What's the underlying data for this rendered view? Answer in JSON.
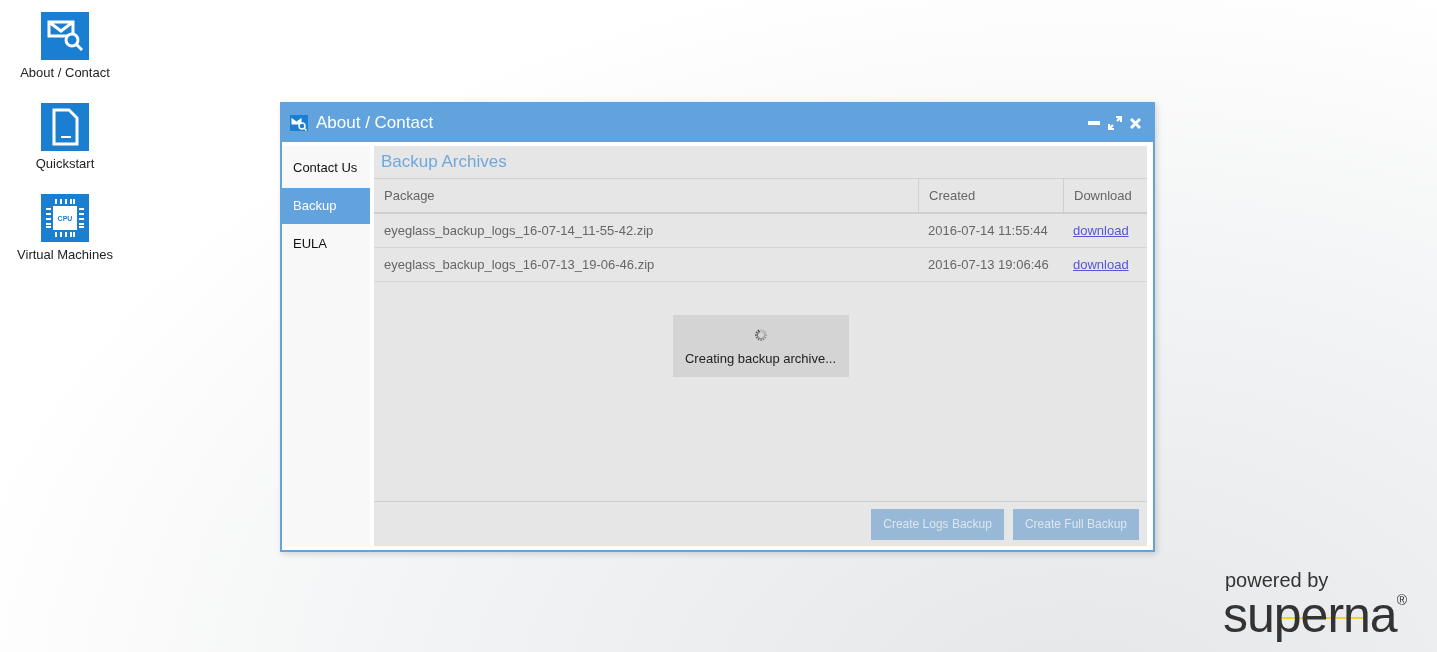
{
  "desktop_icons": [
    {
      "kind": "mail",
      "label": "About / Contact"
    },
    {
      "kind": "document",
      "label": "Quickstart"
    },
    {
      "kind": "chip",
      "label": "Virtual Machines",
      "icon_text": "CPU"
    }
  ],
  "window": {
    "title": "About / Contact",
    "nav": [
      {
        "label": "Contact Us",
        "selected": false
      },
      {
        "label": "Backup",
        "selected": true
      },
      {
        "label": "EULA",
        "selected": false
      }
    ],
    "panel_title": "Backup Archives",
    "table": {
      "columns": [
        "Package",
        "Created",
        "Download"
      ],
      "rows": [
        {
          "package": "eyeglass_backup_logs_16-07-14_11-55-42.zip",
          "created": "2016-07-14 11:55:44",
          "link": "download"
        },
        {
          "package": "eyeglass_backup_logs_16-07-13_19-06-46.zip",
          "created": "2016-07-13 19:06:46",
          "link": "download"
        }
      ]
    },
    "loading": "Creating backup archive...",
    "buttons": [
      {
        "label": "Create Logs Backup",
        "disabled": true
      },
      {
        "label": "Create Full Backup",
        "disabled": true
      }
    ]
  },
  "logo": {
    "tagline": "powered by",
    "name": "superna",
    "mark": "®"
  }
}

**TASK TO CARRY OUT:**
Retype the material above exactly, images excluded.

**WRITTEN SOLUTION:**
What's the underlying data for this rendered view? Answer in JSON.
{
  "desktop_icons": [
    {
      "kind": "mail",
      "label": "About / Contact"
    },
    {
      "kind": "document",
      "label": "Quickstart"
    },
    {
      "kind": "chip",
      "label": "Virtual Machines",
      "icon_text": "CPU"
    }
  ],
  "window": {
    "title": "About / Contact",
    "nav": [
      {
        "label": "Contact Us",
        "selected": false
      },
      {
        "label": "Backup",
        "selected": true
      },
      {
        "label": "EULA",
        "selected": false
      }
    ],
    "panel_title": "Backup Archives",
    "table": {
      "columns": [
        "Package",
        "Created",
        "Download"
      ],
      "rows": [
        {
          "package": "eyeglass_backup_logs_16-07-14_11-55-42.zip",
          "created": "2016-07-14 11:55:44",
          "link": "download"
        },
        {
          "package": "eyeglass_backup_logs_16-07-13_19-06-46.zip",
          "created": "2016-07-13 19:06:46",
          "link": "download"
        }
      ]
    },
    "loading": "Creating backup archive...",
    "buttons": [
      {
        "label": "Create Logs Backup",
        "disabled": true
      },
      {
        "label": "Create Full Backup",
        "disabled": true
      }
    ]
  },
  "logo": {
    "tagline": "powered by",
    "name": "superna",
    "mark": "®"
  }
}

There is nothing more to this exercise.